WORK REQUIRED :: Keep each line of the material that includes "rete", and leave out the rest.

GIVEN DATA ::
══════════

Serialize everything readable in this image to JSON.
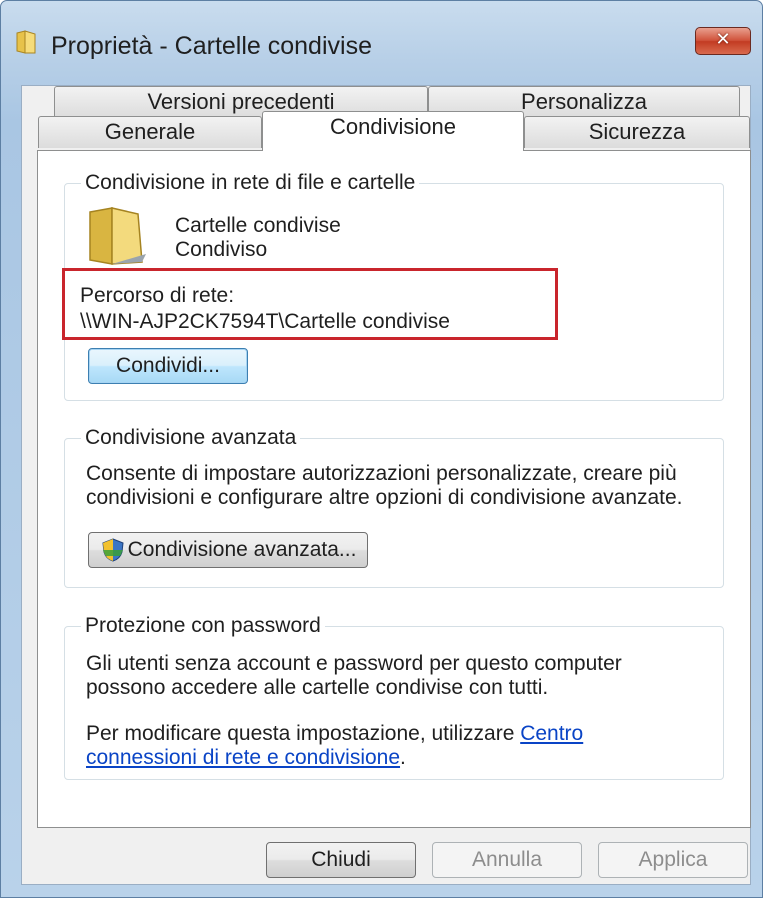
{
  "window": {
    "title": "Proprietà - Cartelle condivise",
    "close_symbol": "✕"
  },
  "tabs": {
    "row1": [
      "Versioni precedenti",
      "Personalizza"
    ],
    "row2": [
      "Generale",
      "Condivisione",
      "Sicurezza"
    ],
    "active": "Condivisione"
  },
  "network_sharing": {
    "title": "Condivisione in rete di file e cartelle",
    "folder_name": "Cartelle condivise",
    "status": "Condiviso",
    "path_label": "Percorso di rete:",
    "path_value": "\\\\WIN-AJP2CK7594T\\Cartelle condivise",
    "share_button": "Condividi..."
  },
  "advanced_sharing": {
    "title": "Condivisione avanzata",
    "description_line1": "Consente di impostare autorizzazioni personalizzate, creare più",
    "description_line2": "condivisioni e configurare altre opzioni di condivisione avanzate.",
    "button": "Condivisione avanzata..."
  },
  "password_protection": {
    "title": "Protezione con password",
    "line1": "Gli utenti senza account e password per questo computer",
    "line2": "possono accedere alle cartelle condivise con tutti.",
    "line3_prefix": "Per modificare questa impostazione, utilizzare ",
    "link_part1": "Centro",
    "link_part2": "connessioni di rete e condivisione",
    "line4_suffix": "."
  },
  "footer": {
    "close": "Chiudi",
    "cancel": "Annulla",
    "apply": "Applica"
  },
  "colors": {
    "highlight_border": "#c9252c",
    "link": "#0a44c6",
    "close_button": "#c23b22"
  },
  "icons": [
    "folder-icon",
    "close-icon",
    "shield-icon"
  ]
}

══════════

OUTPUT FOR THIS TASK ::
    "title": "Condivisione in rete di file e cartelle",
    "path_label": "Percorso di rete:",
    "link_part2": "connessioni di rete e condivisione",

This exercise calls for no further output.